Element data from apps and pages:
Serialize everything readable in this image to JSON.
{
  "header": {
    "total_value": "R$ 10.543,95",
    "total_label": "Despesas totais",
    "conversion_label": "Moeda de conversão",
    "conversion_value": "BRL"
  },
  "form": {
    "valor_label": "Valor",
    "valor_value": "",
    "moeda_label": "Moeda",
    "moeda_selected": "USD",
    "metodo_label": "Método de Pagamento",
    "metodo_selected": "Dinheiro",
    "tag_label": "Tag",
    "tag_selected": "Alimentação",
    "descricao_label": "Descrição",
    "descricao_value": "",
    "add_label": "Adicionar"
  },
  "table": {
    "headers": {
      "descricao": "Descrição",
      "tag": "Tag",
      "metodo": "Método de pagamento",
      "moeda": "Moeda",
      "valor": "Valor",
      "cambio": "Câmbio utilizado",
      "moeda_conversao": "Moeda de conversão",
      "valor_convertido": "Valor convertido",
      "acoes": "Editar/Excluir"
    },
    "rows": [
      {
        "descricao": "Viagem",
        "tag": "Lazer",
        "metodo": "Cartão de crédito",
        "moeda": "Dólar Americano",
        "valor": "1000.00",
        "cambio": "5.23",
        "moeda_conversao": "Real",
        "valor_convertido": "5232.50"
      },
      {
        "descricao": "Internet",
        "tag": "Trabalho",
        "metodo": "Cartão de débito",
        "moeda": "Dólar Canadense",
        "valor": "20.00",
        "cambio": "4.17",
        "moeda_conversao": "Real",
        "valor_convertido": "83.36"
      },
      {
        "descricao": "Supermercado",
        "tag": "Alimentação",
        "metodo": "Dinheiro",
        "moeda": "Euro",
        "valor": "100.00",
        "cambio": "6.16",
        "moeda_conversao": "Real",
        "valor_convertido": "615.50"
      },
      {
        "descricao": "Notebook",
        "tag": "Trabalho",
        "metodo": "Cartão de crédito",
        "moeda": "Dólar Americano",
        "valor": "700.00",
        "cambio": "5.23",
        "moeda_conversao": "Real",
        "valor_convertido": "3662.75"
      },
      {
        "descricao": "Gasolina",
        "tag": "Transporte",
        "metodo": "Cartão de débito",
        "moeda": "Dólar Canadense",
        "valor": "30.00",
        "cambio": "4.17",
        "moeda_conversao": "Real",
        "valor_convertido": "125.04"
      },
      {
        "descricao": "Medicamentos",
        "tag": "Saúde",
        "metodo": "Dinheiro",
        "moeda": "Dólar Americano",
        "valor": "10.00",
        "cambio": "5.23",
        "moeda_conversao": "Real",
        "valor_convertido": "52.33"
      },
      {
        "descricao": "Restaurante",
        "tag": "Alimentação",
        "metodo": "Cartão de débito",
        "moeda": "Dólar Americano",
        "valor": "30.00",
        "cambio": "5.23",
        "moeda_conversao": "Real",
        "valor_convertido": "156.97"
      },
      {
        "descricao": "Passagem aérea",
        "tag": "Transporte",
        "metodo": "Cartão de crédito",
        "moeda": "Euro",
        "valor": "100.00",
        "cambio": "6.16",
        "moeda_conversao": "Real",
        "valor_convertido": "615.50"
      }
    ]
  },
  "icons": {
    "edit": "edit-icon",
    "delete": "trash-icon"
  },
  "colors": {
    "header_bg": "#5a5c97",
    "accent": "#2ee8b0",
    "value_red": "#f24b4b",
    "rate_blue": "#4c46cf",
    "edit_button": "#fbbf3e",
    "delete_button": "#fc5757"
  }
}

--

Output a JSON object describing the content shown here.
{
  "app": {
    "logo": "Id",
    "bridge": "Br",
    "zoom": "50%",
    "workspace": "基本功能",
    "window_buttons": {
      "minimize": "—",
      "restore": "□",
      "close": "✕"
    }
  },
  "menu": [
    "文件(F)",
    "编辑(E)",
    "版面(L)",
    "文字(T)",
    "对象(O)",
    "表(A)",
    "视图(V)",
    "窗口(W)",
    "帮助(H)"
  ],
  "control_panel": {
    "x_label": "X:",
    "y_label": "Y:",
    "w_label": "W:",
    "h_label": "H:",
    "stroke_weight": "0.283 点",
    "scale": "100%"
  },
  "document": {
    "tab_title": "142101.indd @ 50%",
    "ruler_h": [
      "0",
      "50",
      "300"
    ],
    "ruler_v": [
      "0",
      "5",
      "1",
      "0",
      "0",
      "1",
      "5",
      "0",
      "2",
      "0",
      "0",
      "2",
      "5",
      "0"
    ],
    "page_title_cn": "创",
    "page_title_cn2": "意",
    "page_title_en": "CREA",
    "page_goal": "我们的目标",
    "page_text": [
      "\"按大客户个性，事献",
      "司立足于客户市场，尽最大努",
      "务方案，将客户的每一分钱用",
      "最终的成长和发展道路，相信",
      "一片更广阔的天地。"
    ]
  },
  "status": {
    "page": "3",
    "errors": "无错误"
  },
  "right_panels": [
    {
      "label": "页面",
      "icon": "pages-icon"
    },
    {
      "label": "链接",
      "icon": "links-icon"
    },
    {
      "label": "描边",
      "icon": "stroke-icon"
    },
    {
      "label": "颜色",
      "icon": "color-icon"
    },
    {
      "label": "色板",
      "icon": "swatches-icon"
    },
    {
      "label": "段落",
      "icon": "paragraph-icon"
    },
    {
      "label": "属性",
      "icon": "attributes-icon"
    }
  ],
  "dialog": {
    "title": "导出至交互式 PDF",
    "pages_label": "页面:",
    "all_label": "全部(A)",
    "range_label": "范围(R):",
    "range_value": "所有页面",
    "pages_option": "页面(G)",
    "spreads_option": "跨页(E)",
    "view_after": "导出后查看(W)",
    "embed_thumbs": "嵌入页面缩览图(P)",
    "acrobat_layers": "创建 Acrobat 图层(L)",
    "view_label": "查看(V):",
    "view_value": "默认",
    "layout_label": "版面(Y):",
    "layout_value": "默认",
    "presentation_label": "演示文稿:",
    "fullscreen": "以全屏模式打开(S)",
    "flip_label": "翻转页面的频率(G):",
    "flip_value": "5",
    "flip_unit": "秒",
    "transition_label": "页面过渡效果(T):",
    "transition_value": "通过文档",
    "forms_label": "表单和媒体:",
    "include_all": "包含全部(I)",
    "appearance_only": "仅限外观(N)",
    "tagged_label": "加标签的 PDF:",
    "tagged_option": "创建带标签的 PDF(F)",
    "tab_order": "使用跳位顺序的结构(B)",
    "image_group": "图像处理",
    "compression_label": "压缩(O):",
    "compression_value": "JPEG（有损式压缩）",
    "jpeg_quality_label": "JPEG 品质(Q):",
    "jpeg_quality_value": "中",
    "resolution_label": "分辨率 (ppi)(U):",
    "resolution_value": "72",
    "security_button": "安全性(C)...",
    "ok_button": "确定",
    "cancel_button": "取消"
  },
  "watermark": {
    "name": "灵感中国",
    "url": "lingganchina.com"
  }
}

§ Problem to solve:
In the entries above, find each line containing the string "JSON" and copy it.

§ Completed task:
Serialize everything readable in this image to JSON.
Output a JSON object describing the content shown here.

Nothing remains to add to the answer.